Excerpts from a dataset
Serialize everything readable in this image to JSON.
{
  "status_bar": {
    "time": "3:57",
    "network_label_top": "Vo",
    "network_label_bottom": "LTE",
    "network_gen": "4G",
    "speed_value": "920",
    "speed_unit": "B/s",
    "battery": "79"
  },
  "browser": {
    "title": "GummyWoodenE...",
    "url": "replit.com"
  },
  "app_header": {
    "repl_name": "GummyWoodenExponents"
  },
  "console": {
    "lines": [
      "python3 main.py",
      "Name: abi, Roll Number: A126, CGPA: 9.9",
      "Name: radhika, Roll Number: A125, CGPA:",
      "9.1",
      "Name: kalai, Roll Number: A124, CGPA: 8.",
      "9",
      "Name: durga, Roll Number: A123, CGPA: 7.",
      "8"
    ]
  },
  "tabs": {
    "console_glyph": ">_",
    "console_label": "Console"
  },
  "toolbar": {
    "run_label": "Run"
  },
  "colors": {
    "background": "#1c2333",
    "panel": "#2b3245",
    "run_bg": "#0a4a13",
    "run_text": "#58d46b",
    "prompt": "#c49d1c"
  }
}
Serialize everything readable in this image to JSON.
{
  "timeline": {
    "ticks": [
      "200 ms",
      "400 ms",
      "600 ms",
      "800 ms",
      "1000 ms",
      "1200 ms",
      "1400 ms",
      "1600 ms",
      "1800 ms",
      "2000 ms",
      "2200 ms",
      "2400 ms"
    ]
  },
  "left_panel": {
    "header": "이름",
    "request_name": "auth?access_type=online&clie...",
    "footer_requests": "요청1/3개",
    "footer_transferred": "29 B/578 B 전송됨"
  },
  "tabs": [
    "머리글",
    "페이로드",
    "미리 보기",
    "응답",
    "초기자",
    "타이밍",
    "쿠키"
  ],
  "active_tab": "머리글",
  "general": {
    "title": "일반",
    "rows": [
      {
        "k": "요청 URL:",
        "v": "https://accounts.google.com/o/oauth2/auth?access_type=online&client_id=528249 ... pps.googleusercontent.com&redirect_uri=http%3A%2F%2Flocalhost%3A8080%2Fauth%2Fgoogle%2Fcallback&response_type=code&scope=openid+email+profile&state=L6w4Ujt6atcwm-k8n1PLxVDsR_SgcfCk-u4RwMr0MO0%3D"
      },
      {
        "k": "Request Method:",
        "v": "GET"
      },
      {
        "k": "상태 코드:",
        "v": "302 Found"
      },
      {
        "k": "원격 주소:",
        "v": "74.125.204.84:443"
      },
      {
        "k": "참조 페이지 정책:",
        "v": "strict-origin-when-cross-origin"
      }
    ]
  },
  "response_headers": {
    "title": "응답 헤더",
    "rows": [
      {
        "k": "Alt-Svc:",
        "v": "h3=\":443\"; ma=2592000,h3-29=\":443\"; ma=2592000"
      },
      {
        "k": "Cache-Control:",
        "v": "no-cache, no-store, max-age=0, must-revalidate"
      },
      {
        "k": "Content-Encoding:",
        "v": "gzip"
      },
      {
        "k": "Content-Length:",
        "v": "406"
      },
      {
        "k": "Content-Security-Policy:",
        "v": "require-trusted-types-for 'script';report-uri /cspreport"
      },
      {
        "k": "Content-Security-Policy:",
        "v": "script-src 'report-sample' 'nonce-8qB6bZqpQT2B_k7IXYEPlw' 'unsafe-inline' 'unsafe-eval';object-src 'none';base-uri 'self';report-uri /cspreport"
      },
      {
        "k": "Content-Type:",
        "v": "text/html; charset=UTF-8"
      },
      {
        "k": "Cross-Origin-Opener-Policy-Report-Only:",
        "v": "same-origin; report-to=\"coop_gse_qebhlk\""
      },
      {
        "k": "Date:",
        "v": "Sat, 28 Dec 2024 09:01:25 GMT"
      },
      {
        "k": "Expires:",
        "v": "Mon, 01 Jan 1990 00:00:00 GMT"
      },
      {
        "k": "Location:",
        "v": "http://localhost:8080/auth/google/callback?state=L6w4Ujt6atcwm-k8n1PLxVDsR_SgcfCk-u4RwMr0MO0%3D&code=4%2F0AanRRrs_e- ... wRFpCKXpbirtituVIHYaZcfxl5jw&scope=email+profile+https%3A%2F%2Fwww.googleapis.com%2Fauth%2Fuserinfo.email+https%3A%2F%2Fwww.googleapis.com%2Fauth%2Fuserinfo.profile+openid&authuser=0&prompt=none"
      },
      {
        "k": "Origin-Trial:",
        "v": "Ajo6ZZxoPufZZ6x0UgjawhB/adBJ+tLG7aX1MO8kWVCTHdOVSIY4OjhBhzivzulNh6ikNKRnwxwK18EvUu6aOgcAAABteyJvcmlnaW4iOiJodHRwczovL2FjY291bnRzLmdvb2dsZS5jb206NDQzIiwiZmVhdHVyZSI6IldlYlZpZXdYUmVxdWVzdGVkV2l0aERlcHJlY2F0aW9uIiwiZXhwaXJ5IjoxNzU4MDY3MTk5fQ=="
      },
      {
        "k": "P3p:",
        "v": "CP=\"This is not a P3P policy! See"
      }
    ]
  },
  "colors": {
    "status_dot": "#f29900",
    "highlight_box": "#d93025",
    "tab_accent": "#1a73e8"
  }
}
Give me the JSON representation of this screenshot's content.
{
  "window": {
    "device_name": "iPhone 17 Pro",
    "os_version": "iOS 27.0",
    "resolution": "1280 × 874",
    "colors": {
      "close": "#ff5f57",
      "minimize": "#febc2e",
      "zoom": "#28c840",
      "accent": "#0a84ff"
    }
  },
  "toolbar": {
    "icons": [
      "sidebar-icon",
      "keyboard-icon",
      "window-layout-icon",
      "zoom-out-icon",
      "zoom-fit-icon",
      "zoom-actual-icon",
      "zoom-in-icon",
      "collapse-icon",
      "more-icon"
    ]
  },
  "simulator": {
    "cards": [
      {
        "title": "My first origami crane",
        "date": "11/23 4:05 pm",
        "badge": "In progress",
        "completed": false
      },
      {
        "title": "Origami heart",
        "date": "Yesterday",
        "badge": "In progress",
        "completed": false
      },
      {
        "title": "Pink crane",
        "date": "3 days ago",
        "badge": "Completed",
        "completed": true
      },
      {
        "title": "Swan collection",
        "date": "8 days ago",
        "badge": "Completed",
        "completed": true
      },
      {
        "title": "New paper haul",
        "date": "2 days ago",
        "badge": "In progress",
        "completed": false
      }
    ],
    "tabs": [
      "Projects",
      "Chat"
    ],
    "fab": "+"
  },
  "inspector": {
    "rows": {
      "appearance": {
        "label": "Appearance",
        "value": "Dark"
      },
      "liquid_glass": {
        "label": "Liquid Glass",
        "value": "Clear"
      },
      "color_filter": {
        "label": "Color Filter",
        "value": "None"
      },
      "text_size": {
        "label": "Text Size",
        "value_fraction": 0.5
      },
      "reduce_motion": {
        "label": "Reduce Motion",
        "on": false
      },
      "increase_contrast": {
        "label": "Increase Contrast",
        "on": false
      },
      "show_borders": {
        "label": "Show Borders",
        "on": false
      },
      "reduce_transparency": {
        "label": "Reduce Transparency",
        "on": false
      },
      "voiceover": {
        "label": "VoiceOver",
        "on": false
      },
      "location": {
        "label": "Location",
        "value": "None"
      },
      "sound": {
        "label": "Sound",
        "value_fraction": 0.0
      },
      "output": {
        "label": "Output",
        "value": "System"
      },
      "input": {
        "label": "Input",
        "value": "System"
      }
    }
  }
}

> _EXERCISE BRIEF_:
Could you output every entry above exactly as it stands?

> _EXERCISE OUTPUT_:
Serialize everything readable in this image to JSON.
{
  "status_bar": {
    "time": "3:57",
    "network_label_top": "Vo",
    "network_label_bottom": "LTE",
    "network_gen": "4G",
    "speed_value": "920",
    "speed_unit": "B/s",
    "battery": "79"
  },
  "browser": {
    "title": "GummyWoodenE...",
    "url": "replit.com"
  },
  "app_header": {
    "repl_name": "GummyWoodenExponents"
  },
  "console": {
    "lines": [
      "python3 main.py",
      "Name: abi, Roll Number: A126, CGPA: 9.9",
      "Name: radhika, Roll Number: A125, CGPA:",
      "9.1",
      "Name: kalai, Roll Number: A124, CGPA: 8.",
      "9",
      "Name: durga, Roll Number: A123, CGPA: 7.",
      "8"
    ]
  },
  "tabs": {
    "console_glyph": ">_",
    "console_label": "Console"
  },
  "toolbar": {
    "run_label": "Run"
  },
  "colors": {
    "background": "#1c2333",
    "panel": "#2b3245",
    "run_bg": "#0a4a13",
    "run_text": "#58d46b",
    "prompt": "#c49d1c"
  }
}
Serialize everything readable in this image to JSON.
{
  "timeline": {
    "ticks": [
      "200 ms",
      "400 ms",
      "600 ms",
      "800 ms",
      "1000 ms",
      "1200 ms",
      "1400 ms",
      "1600 ms",
      "1800 ms",
      "2000 ms",
      "2200 ms",
      "2400 ms"
    ]
  },
  "left_panel": {
    "header": "이름",
    "request_name": "auth?access_type=online&clie...",
    "footer_requests": "요청1/3개",
    "footer_transferred": "29 B/578 B 전송됨"
  },
  "tabs": [
    "머리글",
    "페이로드",
    "미리 보기",
    "응답",
    "초기자",
    "타이밍",
    "쿠키"
  ],
  "active_tab": "머리글",
  "general": {
    "title": "일반",
    "rows": [
      {
        "k": "요청 URL:",
        "v": "https://accounts.google.com/o/oauth2/auth?access_type=online&client_id=528249 ... pps.googleusercontent.com&redirect_uri=http%3A%2F%2Flocalhost%3A8080%2Fauth%2Fgoogle%2Fcallback&response_type=code&scope=openid+email+profile&state=L6w4Ujt6atcwm-k8n1PLxVDsR_SgcfCk-u4RwMr0MO0%3D"
      },
      {
        "k": "Request Method:",
        "v": "GET"
      },
      {
        "k": "상태 코드:",
        "v": "302 Found"
      },
      {
        "k": "원격 주소:",
        "v": "74.125.204.84:443"
      },
      {
        "k": "참조 페이지 정책:",
        "v": "strict-origin-when-cross-origin"
      }
    ]
  },
  "response_headers": {
    "title": "응답 헤더",
    "rows": [
      {
        "k": "Alt-Svc:",
        "v": "h3=\":443\"; ma=2592000,h3-29=\":443\"; ma=2592000"
      },
      {
        "k": "Cache-Control:",
        "v": "no-cache, no-store, max-age=0, must-revalidate"
      },
      {
        "k": "Content-Encoding:",
        "v": "gzip"
      },
      {
        "k": "Content-Length:",
        "v": "406"
      },
      {
        "k": "Content-Security-Policy:",
        "v": "require-trusted-types-for 'script';report-uri /cspreport"
      },
      {
        "k": "Content-Security-Policy:",
        "v": "script-src 'report-sample' 'nonce-8qB6bZqpQT2B_k7IXYEPlw' 'unsafe-inline' 'unsafe-eval';object-src 'none';base-uri 'self';report-uri /cspreport"
      },
      {
        "k": "Content-Type:",
        "v": "text/html; charset=UTF-8"
      },
      {
        "k": "Cross-Origin-Opener-Policy-Report-Only:",
        "v": "same-origin; report-to=\"coop_gse_qebhlk\""
      },
      {
        "k": "Date:",
        "v": "Sat, 28 Dec 2024 09:01:25 GMT"
      },
      {
        "k": "Expires:",
        "v": "Mon, 01 Jan 1990 00:00:00 GMT"
      },
      {
        "k": "Location:",
        "v": "http://localhost:8080/auth/google/callback?state=L6w4Ujt6atcwm-k8n1PLxVDsR_SgcfCk-u4RwMr0MO0%3D&code=4%2F0AanRRrs_e- ... wRFpCKXpbirtituVIHYaZcfxl5jw&scope=email+profile+https%3A%2F%2Fwww.googleapis.com%2Fauth%2Fuserinfo.email+https%3A%2F%2Fwww.googleapis.com%2Fauth%2Fuserinfo.profile+openid&authuser=0&prompt=none"
      },
      {
        "k": "Origin-Trial:",
        "v": "Ajo6ZZxoPufZZ6x0UgjawhB/adBJ+tLG7aX1MO8kWVCTHdOVSIY4OjhBhzivzulNh6ikNKRnwxwK18EvUu6aOgcAAABteyJvcmlnaW4iOiJodHRwczovL2FjY291bnRzLmdvb2dsZS5jb206NDQzIiwiZmVhdHVyZSI6IldlYlZpZXdYUmVxdWVzdGVkV2l0aERlcHJlY2F0aW9uIiwiZXhwaXJ5IjoxNzU4MDY3MTk5fQ=="
      },
      {
        "k": "P3p:",
        "v": "CP=\"This is not a P3P policy! See"
      }
    ]
  },
  "colors": {
    "status_dot": "#f29900",
    "highlight_box": "#d93025",
    "tab_accent": "#1a73e8"
  }
}
Give me the JSON representation of this screenshot's content.
{
  "window": {
    "device_name": "iPhone 17 Pro",
    "os_version": "iOS 27.0",
    "resolution": "1280 × 874",
    "colors": {
      "close": "#ff5f57",
      "minimize": "#febc2e",
      "zoom": "#28c840",
      "accent": "#0a84ff"
    }
  },
  "toolbar": {
    "icons": [
      "sidebar-icon",
      "keyboard-icon",
      "window-layout-icon",
      "zoom-out-icon",
      "zoom-fit-icon",
      "zoom-actual-icon",
      "zoom-in-icon",
      "collapse-icon",
      "more-icon"
    ]
  },
  "simulator": {
    "cards": [
      {
        "title": "My first origami crane",
        "date": "11/23 4:05 pm",
        "badge": "In progress",
        "completed": false
      },
      {
        "title": "Origami heart",
        "date": "Yesterday",
        "badge": "In progress",
        "completed": false
      },
      {
        "title": "Pink crane",
        "date": "3 days ago",
        "badge": "Completed",
        "completed": true
      },
      {
        "title": "Swan collection",
        "date": "8 days ago",
        "badge": "Completed",
        "completed": true
      },
      {
        "title": "New paper haul",
        "date": "2 days ago",
        "badge": "In progress",
        "completed": false
      }
    ],
    "tabs": [
      "Projects",
      "Chat"
    ],
    "fab": "+"
  },
  "inspector": {
    "rows": {
      "appearance": {
        "label": "Appearance",
        "value": "Dark"
      },
      "liquid_glass": {
        "label": "Liquid Glass",
        "value": "Clear"
      },
      "color_filter": {
        "label": "Color Filter",
        "value": "None"
      },
      "text_size": {
        "label": "Text Size",
        "value_fraction": 0.5
      },
      "reduce_motion": {
        "label": "Reduce Motion",
        "on": false
      },
      "increase_contrast": {
        "label": "Increase Contrast",
        "on": false
      },
      "show_borders": {
        "label": "Show Borders",
        "on": false
      },
      "reduce_transparency": {
        "label": "Reduce Transparency",
        "on": false
      },
      "voiceover": {
        "label": "VoiceOver",
        "on": false
      },
      "location": {
        "label": "Location",
        "value": "None"
      },
      "sound": {
        "label": "Sound",
        "value_fraction": 0.0
      },
      "output": {
        "label": "Output",
        "value": "System"
      },
      "input": {
        "label": "Input",
        "value": "System"
      }
    }
  }
}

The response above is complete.